When you get a little more used to mushrooms this stage can pull you to specific species straight away. Maybe the mushroom is found around oak, actually growing off the wood of a living oak tree, it’s a vibrant yellow and fairly large – fantastic you have chicken of the woods.
- Does it leak milk when cracked?
Some mushrooms leak a type of milk when they’re cracked, these are in either the lactarius or mycena family and by cracking or snapping a bit of the mushroom you can tell if it does or doesn’t leak milk straight away. Usually the milk is either white or orange.
- How do the gills connect to the stem?
This sounds a bit odd but how the gills connect to the stem, or don’t connect to the stem is a really important feature for identifying mushrooms – these are given funny names – here’s a good example below. To see this more easily on the mushroom you have, simply slice it in half and look at the cross section.
- How do the gills run from the stem to the edge of the cap?
This typically happens in a couple of different ways with slight variants of each. I’ve put an example of these below. To see this on a mushroom you sometimes have to look very close and a hand microscope can be a useful to have on you when out fungi hunting.
- What’s the spore print?
A mushrooms way of reproducing is by dropping its spores (its version of seeds) they’re varying colours and this colour is again really important in helping to identify the mushroom. For example the edible honey fungus drops white spores and the none edible scaly cap drops brown (sometimes people confuse the two of these but a simple spore print would have sorted that issue) so how to do it? Simply take your mushroom and cut the stem off as close to the cap as possible. On a flat surface place two pieces of paper edge to edge, one black and one white, put the mushroom cap, gill side down, on top of the paper so half is over the white paper and half over the black. Take a piece of kitchen roll and dampen it with some water (it doesn’t need to be drenched, just damp) put this over the top of the mushroom. The mushroom needs to be moist in order for it to drop its spores. Leave it 4 hours and return, if you pick up the mushroom and paper the spores should have dropped and have made a lovely spore print image on your paper. If the spores are light in colour they will show up on the black paper and if dark they will show up on the white paper.
If you’re not used to mushrooms yet this is the stage at which I would advise turning to our first mushroom guide – “An initial guide to the identification of mushrooms and toadstools”. I use this book on every mushroom course I run, I’m always amazed with the results, I can get a group who know little about mushrooms to identify a specific fungi down to its species within 30 minutes of the course beginning.

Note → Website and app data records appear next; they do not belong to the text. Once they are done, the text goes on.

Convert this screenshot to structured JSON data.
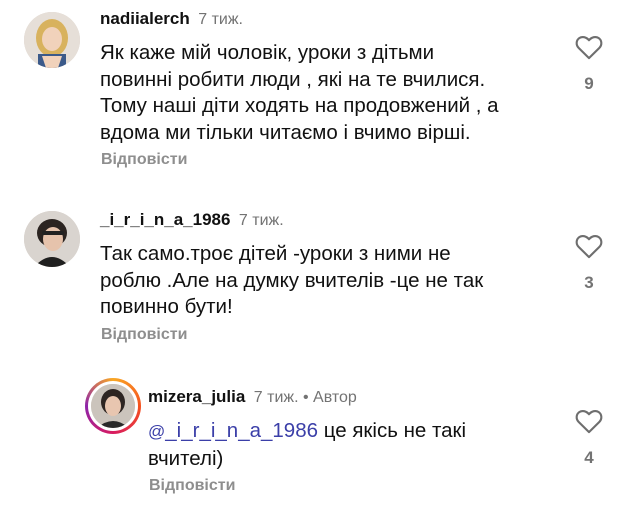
{
  "comments": [
    {
      "username": "nadiialerch",
      "time": "7 тиж.",
      "lines": [
        "Як каже мій чоловік, уроки з дітьми",
        "повинні робити люди , які на те вчилися.",
        "Тому наші діти ходять на продовжений , а",
        "вдома ми тільки читаємо і вчимо вірші."
      ],
      "reply_label": "Відповісти",
      "likes": "9"
    },
    {
      "username": "_i_r_i_n_a_1986",
      "time": "7 тиж.",
      "lines": [
        "Так само.троє дітей -уроки з ними не",
        "роблю .Але на думку вчителів -це не так",
        "повинно бути!"
      ],
      "reply_label": "Відповісти",
      "likes": "3"
    },
    {
      "username": "mizera_julia",
      "time": "7 тиж.",
      "author_badge": "• Автор",
      "mention_icon": "@",
      "mention": "_i_r_i_n_a_1986",
      "line1_rest": " це якісь не такі",
      "line2": "вчителі)",
      "reply_label": "Відповісти",
      "likes": "4"
    }
  ],
  "colors": {
    "mention": "#3b3fa8",
    "muted": "#737373",
    "reply": "#8e8e8e"
  },
  "icons": {
    "like": "heart-outline-icon",
    "mention": "threads-at-icon"
  }
}
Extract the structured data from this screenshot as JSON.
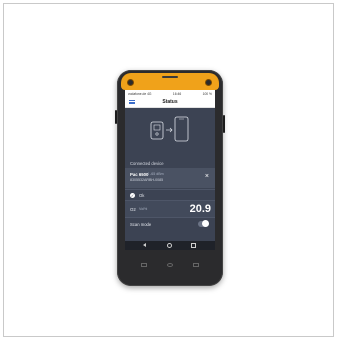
{
  "status_bar": {
    "carrier": "vodafone.de 4G",
    "time": "16:46",
    "battery": "100 %"
  },
  "app_bar": {
    "title": "Status",
    "menu_icon": "hamburger-menu-icon"
  },
  "connection": {
    "section_label": "Connected device",
    "device_name": "Pac 6500",
    "signal": "4 -65 dBm",
    "serial": "8305532ARBH-0085",
    "close_icon": "close-icon"
  },
  "status_row": {
    "label": "Ok",
    "icon": "check-circle-icon"
  },
  "measurement": {
    "gas": "O2",
    "unit": "Vol%",
    "value": "20.9"
  },
  "scan_mode": {
    "label": "Scan mode",
    "enabled": true
  },
  "colors": {
    "bumper": "#f0a21a",
    "screen_bg": "#3c4353",
    "accent": "#3d6ec9"
  }
}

It’s genuinely astonishing.
This guide works systematically through a range of keys allowing you to answer a range of questions which result in you discovering the family the mushroom is from. I’ll attach some images below to give you an idea:
We will also follow one of the systematic keys to identify out this mushroom below:
Key 1: fruit body, a cap with distinct gills or gill like ridges, with or without a stalk.
A – cap with gills but without a stalk (bracket like)
1 – Gills irregularly forked, yellow – Cantharellus
Within those few steps with figures out the family this mushroom is in – Amazing! This example is a very quick one, sometimes you have to follow up to 30 steps to get to the family but you can get there nonetheless, using a systematic approach.
Then to the next book to look up the family in more details and we get ourselves to the winter chanterelle or yellow legs.
We actually sell this book through our website – it can be found by clicking here.
By following some of the advice given above you should be able to begin to identify mushrooms in the easiest way. I’d like to add that when I go out identifying mushrooms I always take at least two guides, normally three, with me, firstly the one mentioned above and then another guide that details a vast range of mushrooms – like a Collins guide or something along these lines. You use one to help with the other and get down to identifying mushrooms out.
For more in depth information on mushrooms visit the mushroom part of our site here
For more information on what to cook with mushrooms you find then click here